- _The task_:
Each line containing the word "Dockett" must be copied from the material below.

------------

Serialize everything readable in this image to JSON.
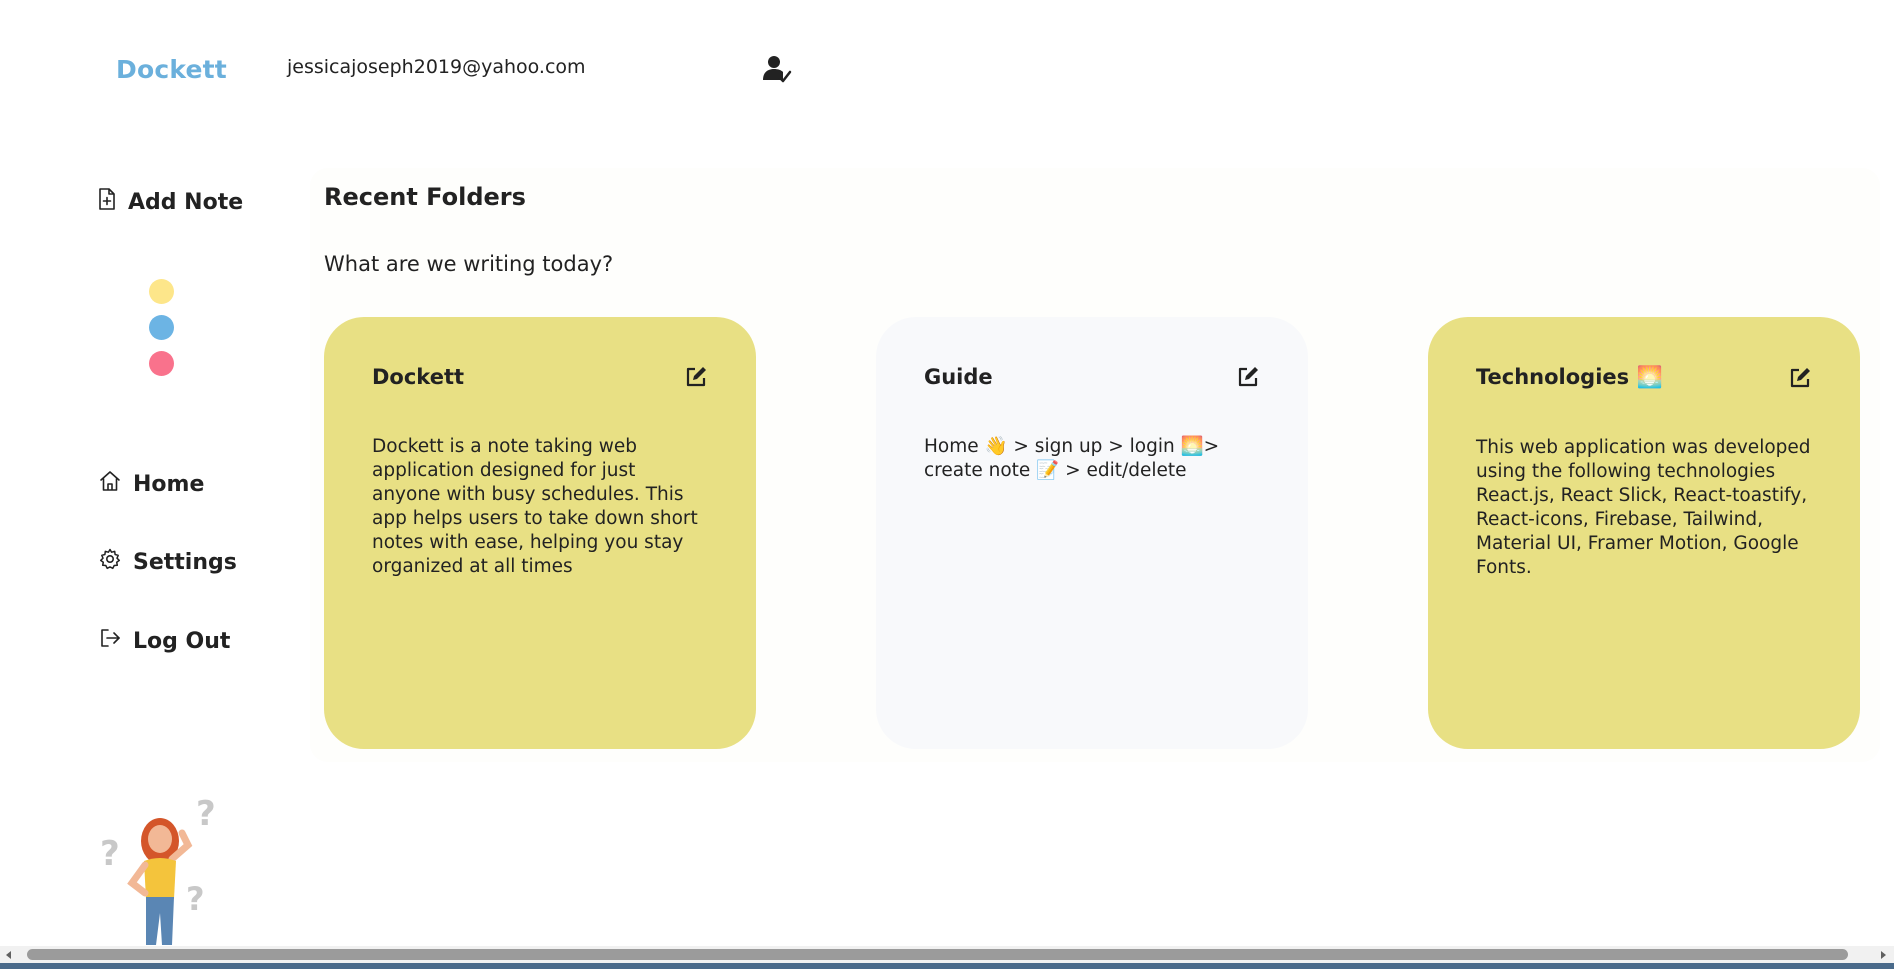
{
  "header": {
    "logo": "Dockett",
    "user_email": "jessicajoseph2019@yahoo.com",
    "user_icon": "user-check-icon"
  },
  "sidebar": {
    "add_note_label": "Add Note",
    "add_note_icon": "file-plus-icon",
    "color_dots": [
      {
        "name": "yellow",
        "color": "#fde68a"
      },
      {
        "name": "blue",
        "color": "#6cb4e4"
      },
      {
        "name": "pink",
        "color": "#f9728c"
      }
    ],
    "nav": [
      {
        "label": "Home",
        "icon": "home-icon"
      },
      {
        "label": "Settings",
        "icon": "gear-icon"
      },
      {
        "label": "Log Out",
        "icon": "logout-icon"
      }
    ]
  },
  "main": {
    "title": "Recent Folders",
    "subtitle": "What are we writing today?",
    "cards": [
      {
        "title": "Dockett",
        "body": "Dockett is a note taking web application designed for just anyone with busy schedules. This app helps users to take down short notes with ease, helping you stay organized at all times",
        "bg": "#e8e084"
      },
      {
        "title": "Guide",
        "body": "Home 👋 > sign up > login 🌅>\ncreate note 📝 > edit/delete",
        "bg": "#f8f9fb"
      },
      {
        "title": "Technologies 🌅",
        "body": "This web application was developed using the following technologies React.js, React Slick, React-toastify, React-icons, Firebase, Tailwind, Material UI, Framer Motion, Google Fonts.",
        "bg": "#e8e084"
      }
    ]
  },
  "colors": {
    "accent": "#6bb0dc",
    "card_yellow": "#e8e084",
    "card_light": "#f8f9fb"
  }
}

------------

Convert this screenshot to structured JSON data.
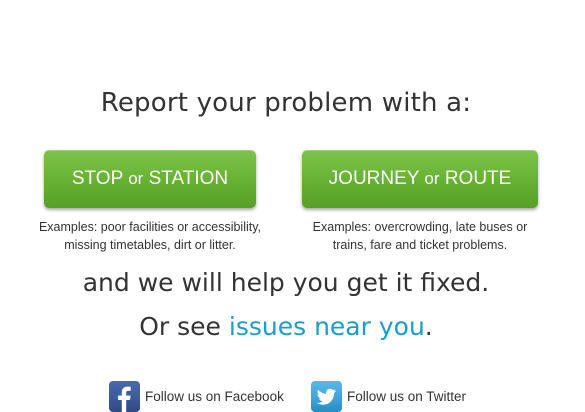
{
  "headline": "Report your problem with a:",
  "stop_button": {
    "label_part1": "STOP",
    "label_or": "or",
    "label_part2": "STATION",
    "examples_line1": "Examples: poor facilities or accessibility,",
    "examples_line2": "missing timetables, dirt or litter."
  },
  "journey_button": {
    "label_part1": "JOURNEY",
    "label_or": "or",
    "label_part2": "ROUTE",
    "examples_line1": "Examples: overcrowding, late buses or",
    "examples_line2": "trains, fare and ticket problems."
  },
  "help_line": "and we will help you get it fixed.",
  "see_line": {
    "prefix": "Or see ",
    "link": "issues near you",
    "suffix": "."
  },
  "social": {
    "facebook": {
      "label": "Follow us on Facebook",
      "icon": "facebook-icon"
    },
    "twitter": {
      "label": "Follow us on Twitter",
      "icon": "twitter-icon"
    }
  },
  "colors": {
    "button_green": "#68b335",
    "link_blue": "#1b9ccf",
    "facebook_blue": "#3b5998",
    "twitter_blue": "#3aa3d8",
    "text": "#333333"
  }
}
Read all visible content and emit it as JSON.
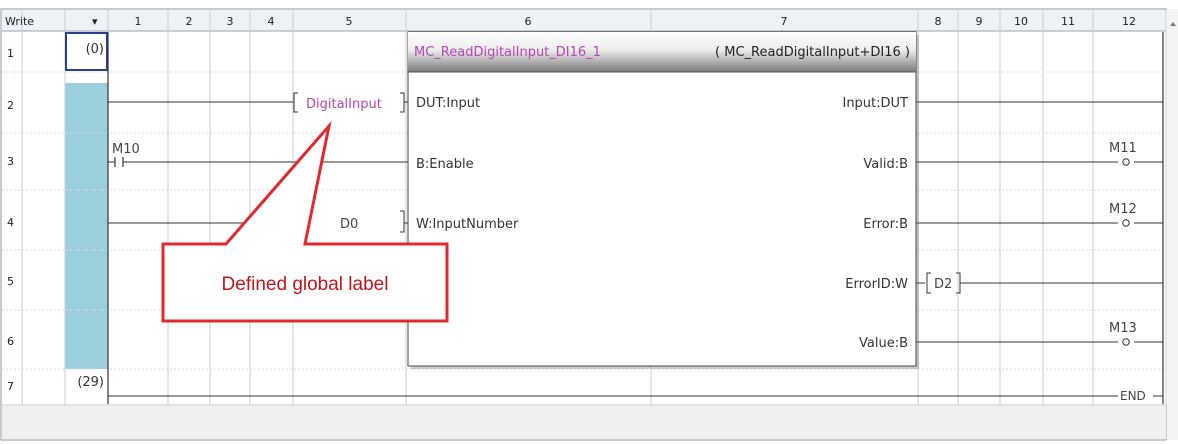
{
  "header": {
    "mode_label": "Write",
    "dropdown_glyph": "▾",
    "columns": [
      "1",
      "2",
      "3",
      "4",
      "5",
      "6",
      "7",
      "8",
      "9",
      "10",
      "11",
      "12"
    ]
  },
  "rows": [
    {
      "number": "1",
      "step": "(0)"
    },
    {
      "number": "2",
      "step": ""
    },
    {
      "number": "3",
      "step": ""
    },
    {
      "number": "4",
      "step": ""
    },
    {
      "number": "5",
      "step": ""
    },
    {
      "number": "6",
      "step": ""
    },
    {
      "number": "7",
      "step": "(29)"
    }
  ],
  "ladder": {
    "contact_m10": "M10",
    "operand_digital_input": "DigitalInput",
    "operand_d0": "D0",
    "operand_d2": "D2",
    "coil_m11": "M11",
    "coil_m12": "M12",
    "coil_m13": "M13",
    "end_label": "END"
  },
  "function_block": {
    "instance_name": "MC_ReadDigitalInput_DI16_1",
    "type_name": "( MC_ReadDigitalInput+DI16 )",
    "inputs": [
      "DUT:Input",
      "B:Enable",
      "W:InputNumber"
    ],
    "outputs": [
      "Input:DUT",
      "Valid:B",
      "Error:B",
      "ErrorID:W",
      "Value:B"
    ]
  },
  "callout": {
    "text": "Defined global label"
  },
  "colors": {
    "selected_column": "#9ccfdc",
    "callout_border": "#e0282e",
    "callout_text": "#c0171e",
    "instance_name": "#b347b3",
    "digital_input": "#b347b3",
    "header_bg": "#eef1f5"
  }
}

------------

- _Exercise answer_:
    "logo": "Dockett",
        "title": "Dockett",
        "body": "Dockett is a note taking web application designed for just anyone with busy schedules. This app helps users to take down short notes with ease, helping you stay organized at all times",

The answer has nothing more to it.